§ Work to be completed:
All records should be written out again exactly.

Dataset items
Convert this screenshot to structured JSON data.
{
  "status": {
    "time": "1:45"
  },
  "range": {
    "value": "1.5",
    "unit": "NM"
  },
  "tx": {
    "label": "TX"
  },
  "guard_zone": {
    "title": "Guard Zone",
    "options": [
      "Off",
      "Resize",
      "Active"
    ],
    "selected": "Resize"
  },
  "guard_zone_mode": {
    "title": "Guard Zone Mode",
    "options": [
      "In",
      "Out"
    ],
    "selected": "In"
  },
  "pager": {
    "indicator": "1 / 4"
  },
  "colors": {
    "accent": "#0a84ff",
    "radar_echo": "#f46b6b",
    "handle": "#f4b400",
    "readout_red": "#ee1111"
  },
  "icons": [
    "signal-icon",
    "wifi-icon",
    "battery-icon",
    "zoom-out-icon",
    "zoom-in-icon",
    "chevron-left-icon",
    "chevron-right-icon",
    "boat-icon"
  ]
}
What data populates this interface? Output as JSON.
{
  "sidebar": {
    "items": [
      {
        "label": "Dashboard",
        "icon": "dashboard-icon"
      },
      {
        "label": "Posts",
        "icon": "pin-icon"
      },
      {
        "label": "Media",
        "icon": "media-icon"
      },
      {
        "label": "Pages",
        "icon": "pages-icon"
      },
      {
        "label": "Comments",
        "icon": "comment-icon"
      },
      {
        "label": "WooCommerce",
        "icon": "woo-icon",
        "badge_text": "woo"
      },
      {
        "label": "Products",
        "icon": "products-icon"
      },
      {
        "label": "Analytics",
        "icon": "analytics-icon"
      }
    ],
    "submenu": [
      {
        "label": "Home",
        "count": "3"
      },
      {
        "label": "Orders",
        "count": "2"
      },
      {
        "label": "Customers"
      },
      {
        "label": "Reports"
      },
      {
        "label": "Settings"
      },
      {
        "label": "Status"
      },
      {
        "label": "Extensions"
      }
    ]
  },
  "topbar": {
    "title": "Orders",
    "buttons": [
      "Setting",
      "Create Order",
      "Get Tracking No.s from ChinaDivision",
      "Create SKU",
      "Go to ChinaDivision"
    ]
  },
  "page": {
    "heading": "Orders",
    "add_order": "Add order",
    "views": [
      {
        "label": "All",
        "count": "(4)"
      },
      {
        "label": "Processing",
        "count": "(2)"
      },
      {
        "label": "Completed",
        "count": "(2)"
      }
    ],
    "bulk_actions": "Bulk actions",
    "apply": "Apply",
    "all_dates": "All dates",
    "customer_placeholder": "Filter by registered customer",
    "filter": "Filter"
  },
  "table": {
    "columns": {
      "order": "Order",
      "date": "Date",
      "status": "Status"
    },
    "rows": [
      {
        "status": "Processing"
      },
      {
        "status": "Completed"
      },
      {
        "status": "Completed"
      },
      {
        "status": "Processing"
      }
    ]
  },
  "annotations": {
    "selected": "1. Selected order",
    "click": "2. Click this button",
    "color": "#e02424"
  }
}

§ Response to the exercise:
Convert this screenshot to structured JSON data.
{
  "status": {
    "time": "1:45"
  },
  "range": {
    "value": "1.5",
    "unit": "NM"
  },
  "tx": {
    "label": "TX"
  },
  "guard_zone": {
    "title": "Guard Zone",
    "options": [
      "Off",
      "Resize",
      "Active"
    ],
    "selected": "Resize"
  },
  "guard_zone_mode": {
    "title": "Guard Zone Mode",
    "options": [
      "In",
      "Out"
    ],
    "selected": "In"
  },
  "pager": {
    "indicator": "1 / 4"
  },
  "colors": {
    "accent": "#0a84ff",
    "radar_echo": "#f46b6b",
    "handle": "#f4b400",
    "readout_red": "#ee1111"
  },
  "icons": [
    "signal-icon",
    "wifi-icon",
    "battery-icon",
    "zoom-out-icon",
    "zoom-in-icon",
    "chevron-left-icon",
    "chevron-right-icon",
    "boat-icon"
  ]
}
What data populates this interface? Output as JSON.
{
  "sidebar": {
    "items": [
      {
        "label": "Dashboard",
        "icon": "dashboard-icon"
      },
      {
        "label": "Posts",
        "icon": "pin-icon"
      },
      {
        "label": "Media",
        "icon": "media-icon"
      },
      {
        "label": "Pages",
        "icon": "pages-icon"
      },
      {
        "label": "Comments",
        "icon": "comment-icon"
      },
      {
        "label": "WooCommerce",
        "icon": "woo-icon",
        "badge_text": "woo"
      },
      {
        "label": "Products",
        "icon": "products-icon"
      },
      {
        "label": "Analytics",
        "icon": "analytics-icon"
      }
    ],
    "submenu": [
      {
        "label": "Home",
        "count": "3"
      },
      {
        "label": "Orders",
        "count": "2"
      },
      {
        "label": "Customers"
      },
      {
        "label": "Reports"
      },
      {
        "label": "Settings"
      },
      {
        "label": "Status"
      },
      {
        "label": "Extensions"
      }
    ]
  },
  "topbar": {
    "title": "Orders",
    "buttons": [
      "Setting",
      "Create Order",
      "Get Tracking No.s from ChinaDivision",
      "Create SKU",
      "Go to ChinaDivision"
    ]
  },
  "page": {
    "heading": "Orders",
    "add_order": "Add order",
    "views": [
      {
        "label": "All",
        "count": "(4)"
      },
      {
        "label": "Processing",
        "count": "(2)"
      },
      {
        "label": "Completed",
        "count": "(2)"
      }
    ],
    "bulk_actions": "Bulk actions",
    "apply": "Apply",
    "all_dates": "All dates",
    "customer_placeholder": "Filter by registered customer",
    "filter": "Filter"
  },
  "table": {
    "columns": {
      "order": "Order",
      "date": "Date",
      "status": "Status"
    },
    "rows": [
      {
        "status": "Processing"
      },
      {
        "status": "Completed"
      },
      {
        "status": "Completed"
      },
      {
        "status": "Processing"
      }
    ]
  },
  "annotations": {
    "selected": "1. Selected order",
    "click": "2. Click this button",
    "color": "#e02424"
  }
}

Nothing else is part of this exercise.